Working data:
● ● ● ●

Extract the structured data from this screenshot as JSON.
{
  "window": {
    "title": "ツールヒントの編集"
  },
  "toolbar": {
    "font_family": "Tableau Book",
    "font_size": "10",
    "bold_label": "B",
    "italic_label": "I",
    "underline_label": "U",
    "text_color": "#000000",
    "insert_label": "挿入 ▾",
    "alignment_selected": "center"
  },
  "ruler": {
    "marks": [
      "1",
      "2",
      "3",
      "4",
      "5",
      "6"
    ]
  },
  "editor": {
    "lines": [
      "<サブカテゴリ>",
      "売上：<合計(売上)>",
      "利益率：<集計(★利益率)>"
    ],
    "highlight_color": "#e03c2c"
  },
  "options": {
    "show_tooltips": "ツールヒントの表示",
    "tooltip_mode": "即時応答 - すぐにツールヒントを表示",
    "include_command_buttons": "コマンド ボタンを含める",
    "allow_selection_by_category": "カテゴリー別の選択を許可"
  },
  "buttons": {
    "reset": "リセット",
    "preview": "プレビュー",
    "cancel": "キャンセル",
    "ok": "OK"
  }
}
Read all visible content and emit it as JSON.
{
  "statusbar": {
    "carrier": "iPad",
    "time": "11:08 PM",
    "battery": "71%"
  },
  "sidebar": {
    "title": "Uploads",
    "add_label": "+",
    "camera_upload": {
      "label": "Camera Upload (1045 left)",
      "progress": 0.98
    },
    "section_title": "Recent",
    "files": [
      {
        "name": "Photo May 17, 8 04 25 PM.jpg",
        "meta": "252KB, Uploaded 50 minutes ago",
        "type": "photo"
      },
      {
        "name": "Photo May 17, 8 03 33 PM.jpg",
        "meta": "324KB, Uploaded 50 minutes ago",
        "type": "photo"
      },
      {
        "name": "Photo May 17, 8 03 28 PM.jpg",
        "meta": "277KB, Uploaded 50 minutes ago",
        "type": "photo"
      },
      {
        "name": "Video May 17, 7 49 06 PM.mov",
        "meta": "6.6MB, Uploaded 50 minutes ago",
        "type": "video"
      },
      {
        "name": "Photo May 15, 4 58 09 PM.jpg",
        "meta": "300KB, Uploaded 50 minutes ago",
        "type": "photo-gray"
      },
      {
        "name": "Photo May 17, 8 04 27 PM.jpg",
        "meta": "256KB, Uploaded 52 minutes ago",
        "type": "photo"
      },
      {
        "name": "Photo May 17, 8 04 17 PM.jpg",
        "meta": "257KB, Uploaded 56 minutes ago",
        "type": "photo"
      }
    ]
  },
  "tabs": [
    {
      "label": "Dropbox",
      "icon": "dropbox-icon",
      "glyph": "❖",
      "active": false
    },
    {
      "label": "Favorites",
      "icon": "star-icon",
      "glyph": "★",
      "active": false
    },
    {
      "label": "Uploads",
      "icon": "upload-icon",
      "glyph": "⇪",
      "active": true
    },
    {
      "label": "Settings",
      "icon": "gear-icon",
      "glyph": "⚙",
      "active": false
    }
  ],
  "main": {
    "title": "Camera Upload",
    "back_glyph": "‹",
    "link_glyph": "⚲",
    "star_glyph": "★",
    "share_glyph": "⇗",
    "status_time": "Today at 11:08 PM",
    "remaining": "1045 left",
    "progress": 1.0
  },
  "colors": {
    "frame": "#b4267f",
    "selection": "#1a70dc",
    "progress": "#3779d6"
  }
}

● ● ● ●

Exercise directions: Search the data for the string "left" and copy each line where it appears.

Result:
      "label": "Camera Upload (1045 left)",
    "remaining": "1045 left",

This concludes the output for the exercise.